**Available data**
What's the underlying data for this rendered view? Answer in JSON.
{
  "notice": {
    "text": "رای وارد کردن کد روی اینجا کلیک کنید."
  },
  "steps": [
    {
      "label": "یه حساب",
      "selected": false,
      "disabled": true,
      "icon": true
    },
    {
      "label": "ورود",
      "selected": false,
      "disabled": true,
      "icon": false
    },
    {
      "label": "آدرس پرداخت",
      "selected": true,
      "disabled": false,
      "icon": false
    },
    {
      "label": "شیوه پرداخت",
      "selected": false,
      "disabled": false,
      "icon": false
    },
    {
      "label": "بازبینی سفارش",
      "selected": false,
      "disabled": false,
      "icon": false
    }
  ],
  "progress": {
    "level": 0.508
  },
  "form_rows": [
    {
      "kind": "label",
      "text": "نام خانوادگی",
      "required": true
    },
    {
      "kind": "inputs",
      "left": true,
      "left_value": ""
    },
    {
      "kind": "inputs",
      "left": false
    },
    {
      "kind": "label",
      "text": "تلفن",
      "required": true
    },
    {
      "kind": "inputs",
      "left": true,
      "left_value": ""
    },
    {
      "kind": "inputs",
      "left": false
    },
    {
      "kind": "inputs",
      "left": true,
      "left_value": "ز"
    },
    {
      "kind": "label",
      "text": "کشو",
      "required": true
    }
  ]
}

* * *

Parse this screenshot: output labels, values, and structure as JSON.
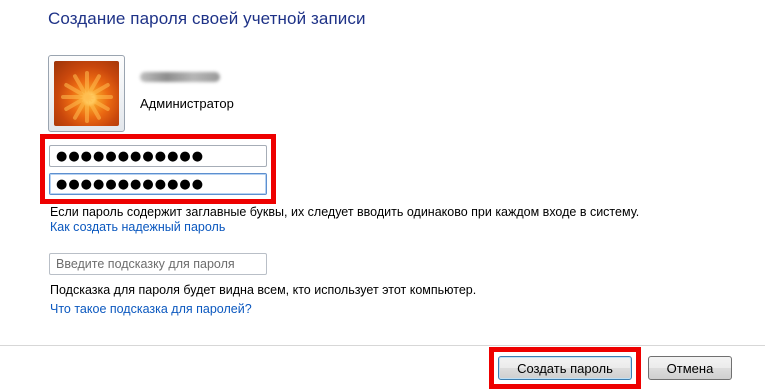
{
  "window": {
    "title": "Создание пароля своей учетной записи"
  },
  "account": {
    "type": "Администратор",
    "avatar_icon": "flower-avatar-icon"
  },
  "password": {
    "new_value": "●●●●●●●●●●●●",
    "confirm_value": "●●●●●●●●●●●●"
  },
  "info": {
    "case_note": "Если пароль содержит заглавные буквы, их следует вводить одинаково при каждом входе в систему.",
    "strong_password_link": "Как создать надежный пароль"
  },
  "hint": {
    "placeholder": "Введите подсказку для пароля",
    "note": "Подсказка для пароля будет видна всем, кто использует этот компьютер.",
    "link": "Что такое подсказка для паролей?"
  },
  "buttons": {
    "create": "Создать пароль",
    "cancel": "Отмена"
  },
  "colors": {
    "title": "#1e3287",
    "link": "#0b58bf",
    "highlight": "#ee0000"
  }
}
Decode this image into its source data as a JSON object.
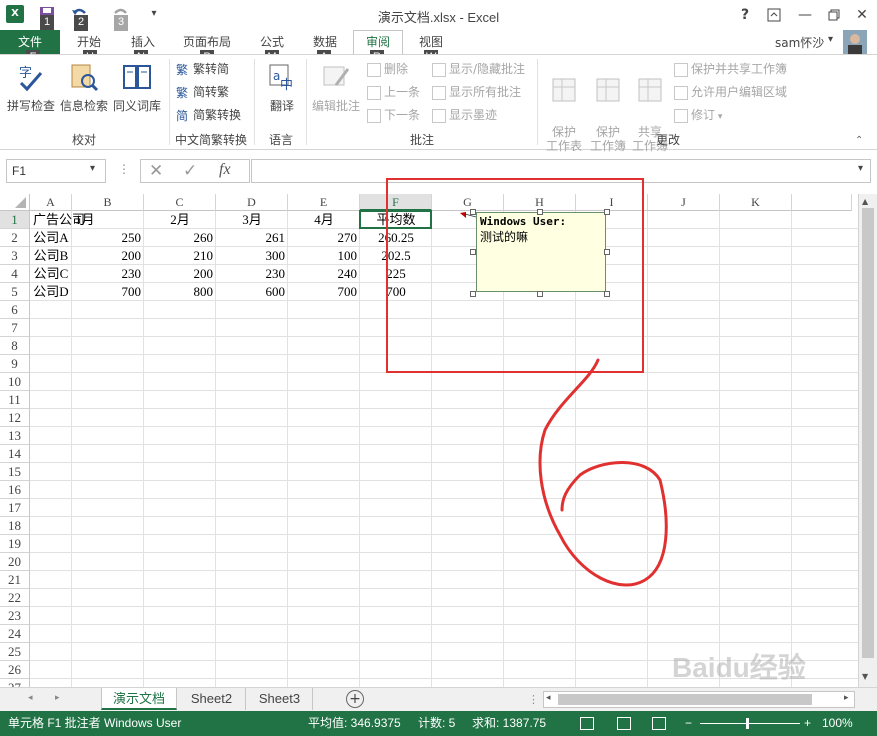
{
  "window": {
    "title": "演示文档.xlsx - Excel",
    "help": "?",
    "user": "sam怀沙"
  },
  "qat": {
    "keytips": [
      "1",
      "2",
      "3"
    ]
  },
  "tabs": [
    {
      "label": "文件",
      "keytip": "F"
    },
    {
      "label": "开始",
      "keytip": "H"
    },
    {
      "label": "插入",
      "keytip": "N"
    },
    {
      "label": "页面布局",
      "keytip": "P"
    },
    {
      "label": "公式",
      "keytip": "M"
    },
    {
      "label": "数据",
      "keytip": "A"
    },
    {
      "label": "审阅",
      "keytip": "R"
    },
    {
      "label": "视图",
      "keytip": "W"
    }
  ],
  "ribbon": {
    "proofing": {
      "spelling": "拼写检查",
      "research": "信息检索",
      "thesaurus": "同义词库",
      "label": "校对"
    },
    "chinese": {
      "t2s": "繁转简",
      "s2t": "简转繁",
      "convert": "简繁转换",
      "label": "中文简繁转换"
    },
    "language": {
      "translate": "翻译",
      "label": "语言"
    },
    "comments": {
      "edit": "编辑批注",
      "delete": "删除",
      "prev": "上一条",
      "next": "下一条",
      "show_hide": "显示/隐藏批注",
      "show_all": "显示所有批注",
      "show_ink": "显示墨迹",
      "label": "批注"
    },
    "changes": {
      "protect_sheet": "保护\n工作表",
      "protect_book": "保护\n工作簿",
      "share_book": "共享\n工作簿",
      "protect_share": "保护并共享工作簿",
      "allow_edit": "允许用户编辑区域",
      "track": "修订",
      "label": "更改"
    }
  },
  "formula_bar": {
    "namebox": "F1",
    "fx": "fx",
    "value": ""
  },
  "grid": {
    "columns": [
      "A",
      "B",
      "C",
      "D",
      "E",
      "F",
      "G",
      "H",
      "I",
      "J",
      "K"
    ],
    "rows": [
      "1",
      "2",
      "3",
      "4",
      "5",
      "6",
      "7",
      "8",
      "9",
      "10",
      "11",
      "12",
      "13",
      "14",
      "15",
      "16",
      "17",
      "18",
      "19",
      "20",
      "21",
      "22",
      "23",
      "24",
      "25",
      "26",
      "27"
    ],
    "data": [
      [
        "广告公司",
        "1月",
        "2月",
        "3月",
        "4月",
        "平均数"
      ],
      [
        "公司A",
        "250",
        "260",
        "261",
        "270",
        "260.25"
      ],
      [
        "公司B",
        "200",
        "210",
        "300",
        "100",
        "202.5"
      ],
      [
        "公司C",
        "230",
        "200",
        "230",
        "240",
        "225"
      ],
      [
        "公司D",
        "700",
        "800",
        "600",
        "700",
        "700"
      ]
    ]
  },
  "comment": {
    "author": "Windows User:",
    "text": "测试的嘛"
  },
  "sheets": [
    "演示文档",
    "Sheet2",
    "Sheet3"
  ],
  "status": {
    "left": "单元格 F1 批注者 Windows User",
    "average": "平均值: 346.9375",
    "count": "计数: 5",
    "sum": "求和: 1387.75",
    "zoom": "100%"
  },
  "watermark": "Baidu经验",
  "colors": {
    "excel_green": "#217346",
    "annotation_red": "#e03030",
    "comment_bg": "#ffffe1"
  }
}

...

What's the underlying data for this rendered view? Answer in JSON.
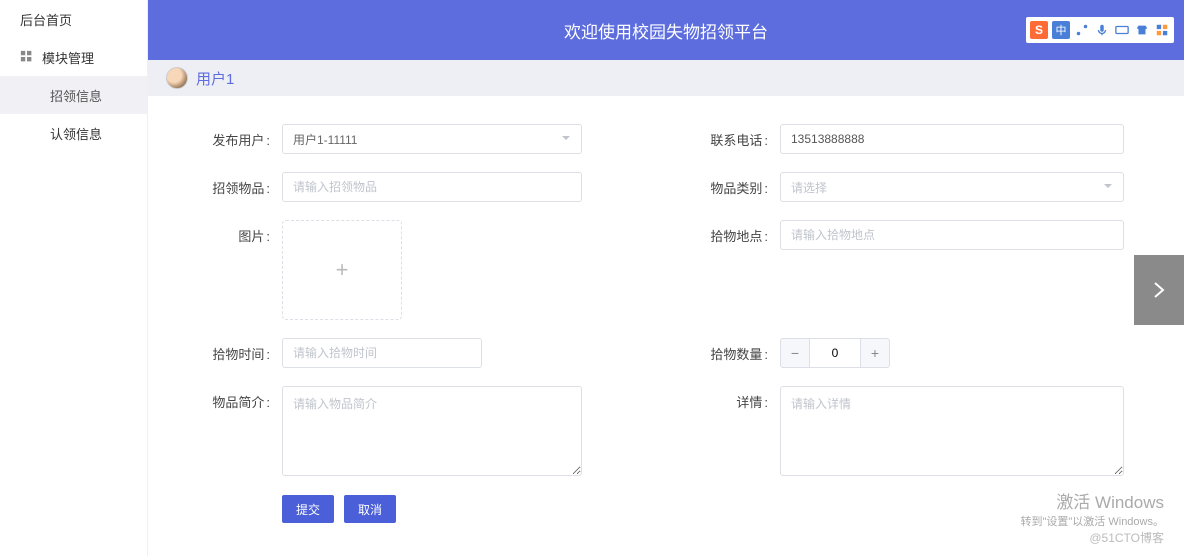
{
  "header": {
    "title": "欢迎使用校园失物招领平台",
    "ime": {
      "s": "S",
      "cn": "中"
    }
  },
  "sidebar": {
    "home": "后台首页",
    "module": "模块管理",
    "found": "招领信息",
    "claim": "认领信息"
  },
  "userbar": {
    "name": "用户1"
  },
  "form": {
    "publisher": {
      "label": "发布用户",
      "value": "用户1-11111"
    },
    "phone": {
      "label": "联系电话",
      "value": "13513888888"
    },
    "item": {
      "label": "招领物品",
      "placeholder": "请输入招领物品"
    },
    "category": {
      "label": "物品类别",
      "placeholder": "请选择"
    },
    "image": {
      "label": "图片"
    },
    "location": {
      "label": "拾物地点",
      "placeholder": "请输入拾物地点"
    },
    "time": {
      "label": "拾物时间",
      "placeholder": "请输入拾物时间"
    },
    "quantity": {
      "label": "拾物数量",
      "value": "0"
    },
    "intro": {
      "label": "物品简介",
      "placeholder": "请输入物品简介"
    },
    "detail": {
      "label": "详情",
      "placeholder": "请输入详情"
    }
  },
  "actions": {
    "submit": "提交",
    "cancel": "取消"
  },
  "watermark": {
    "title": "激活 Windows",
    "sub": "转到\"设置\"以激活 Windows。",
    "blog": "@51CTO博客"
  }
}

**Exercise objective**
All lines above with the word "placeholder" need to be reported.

**Exercise solution**
    "placeholder": "Введите подсказку для пароля",
      "placeholder": "请输入招领物品"
      "placeholder": "请选择"
      "placeholder": "请输入拾物地点"
      "placeholder": "请输入拾物时间"
      "placeholder": "请输入物品简介"
      "placeholder": "请输入详情"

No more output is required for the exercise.